* _ACTIVITY_
Your answer should be every line with the word "barca", copied from the data below.

* _SUPPLIED RECORDS_
-- Opening Marker --
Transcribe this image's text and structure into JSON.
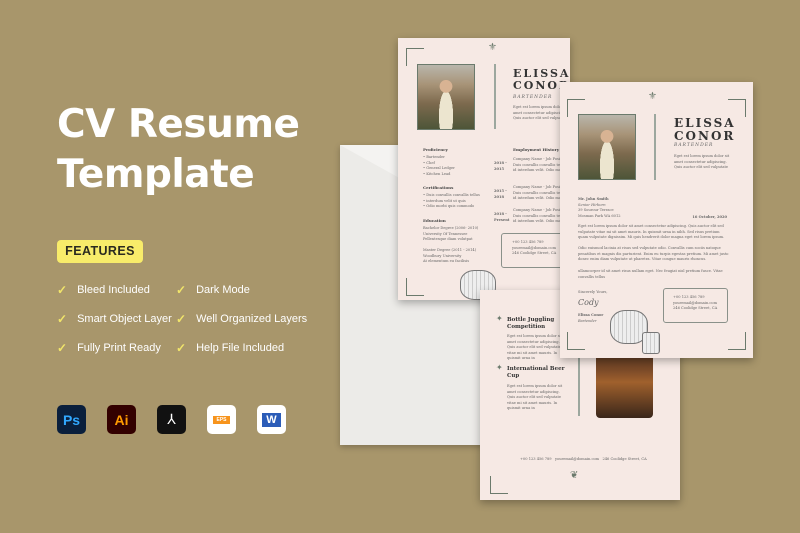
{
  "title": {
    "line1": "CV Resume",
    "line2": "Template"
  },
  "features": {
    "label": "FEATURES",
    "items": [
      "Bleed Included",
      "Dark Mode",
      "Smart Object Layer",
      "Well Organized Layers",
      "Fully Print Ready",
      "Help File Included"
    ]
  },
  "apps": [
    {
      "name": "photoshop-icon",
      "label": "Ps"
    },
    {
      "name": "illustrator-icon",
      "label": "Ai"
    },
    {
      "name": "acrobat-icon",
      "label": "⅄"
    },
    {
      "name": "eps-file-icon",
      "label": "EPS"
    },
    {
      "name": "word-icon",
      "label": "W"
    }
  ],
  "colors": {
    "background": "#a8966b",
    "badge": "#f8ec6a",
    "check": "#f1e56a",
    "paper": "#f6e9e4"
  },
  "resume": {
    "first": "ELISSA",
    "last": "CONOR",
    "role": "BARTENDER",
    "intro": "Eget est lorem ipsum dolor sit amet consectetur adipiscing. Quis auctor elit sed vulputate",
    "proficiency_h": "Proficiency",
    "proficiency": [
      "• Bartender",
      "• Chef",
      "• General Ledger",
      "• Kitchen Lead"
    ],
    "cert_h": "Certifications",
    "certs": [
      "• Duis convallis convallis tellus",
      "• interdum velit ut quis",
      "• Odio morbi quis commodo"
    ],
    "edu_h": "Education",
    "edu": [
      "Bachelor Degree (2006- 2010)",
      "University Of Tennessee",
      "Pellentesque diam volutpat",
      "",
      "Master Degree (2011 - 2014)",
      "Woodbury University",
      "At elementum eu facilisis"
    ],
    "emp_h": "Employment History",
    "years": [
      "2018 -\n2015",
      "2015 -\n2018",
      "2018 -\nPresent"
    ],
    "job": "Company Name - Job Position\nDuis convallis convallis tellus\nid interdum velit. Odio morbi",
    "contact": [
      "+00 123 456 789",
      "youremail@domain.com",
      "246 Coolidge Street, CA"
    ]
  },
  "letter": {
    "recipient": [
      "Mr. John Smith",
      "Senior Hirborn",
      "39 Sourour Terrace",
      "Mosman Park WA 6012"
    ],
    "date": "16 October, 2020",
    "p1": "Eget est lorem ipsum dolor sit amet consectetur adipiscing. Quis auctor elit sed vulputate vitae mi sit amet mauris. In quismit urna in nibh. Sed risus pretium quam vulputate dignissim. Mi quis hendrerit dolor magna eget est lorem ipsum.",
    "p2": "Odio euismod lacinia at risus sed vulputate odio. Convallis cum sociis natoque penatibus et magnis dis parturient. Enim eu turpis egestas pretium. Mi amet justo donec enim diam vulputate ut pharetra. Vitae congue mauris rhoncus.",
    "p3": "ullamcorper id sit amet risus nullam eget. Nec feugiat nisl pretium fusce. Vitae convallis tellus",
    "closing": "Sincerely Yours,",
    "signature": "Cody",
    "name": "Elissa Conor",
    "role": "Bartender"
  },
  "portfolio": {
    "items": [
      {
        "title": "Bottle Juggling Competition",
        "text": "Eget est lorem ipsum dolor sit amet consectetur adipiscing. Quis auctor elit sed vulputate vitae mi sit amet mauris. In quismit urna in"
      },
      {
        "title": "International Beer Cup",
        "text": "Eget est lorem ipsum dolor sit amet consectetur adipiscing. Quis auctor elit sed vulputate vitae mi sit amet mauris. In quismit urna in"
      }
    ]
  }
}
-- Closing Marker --
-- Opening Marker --
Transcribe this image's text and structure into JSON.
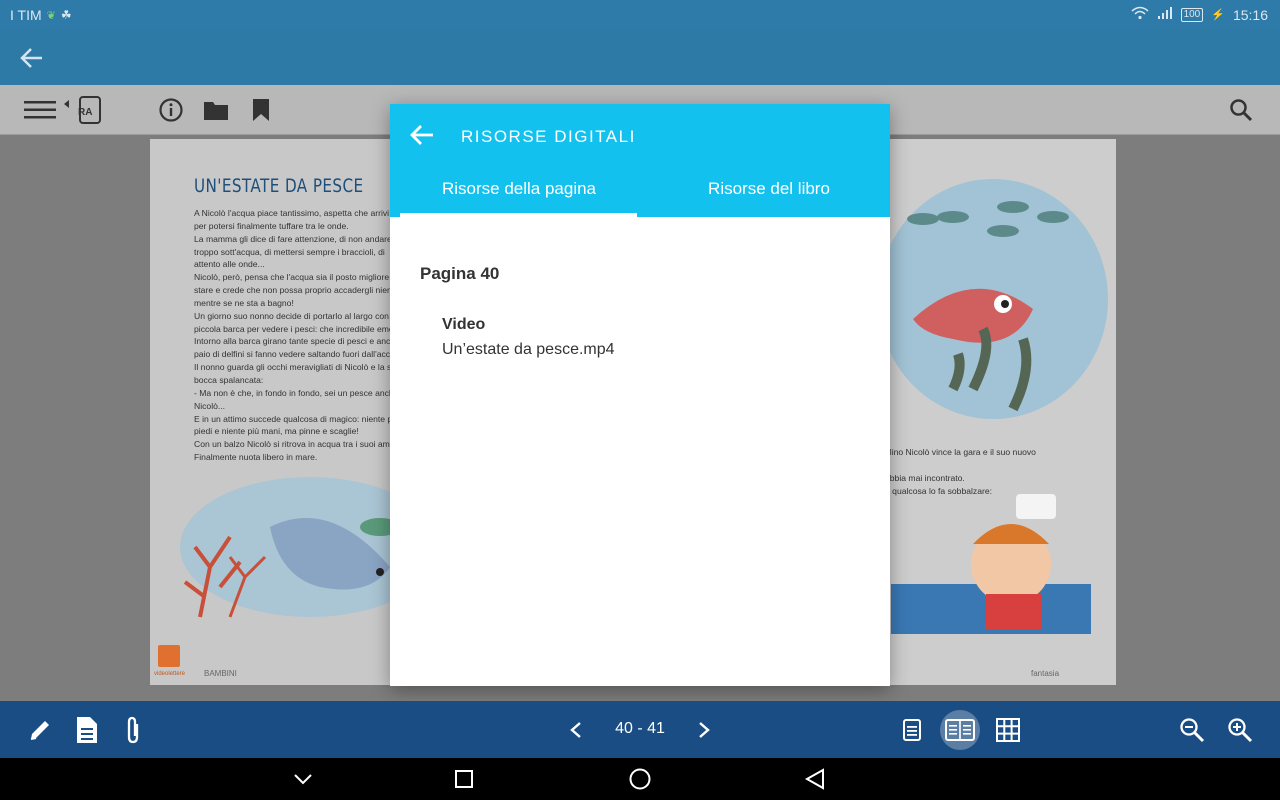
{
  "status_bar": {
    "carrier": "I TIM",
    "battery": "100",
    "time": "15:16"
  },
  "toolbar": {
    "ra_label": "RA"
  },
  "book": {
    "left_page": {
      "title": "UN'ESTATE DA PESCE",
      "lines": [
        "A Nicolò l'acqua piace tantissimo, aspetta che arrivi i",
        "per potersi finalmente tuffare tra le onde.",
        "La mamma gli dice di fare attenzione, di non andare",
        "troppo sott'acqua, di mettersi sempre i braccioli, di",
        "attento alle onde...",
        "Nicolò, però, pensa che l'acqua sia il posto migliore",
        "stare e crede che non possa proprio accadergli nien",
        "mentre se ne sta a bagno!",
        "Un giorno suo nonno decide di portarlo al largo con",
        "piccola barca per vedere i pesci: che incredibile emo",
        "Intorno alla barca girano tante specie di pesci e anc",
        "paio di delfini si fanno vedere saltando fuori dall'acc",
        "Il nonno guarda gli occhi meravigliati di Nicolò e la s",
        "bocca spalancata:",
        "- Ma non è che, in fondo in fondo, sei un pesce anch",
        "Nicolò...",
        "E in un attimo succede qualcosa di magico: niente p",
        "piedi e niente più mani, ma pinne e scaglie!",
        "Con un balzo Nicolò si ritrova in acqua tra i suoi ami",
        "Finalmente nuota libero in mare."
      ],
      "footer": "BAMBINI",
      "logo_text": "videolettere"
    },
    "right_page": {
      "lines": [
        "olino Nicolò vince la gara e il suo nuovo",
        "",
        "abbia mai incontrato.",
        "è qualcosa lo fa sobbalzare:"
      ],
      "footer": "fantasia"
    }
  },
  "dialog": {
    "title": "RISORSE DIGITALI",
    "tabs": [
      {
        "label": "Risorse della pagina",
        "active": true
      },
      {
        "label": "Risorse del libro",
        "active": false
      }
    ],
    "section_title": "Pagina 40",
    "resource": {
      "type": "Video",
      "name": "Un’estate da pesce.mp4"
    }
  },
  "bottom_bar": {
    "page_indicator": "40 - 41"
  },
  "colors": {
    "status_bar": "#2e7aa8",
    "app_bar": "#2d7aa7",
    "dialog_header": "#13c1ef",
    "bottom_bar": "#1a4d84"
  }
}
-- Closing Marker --
* _EXERCISE OUTPUT_
        "piccola barca per vedere i pesci: che incredibile emo",
        "Intorno alla barca girano tante specie di pesci e anc",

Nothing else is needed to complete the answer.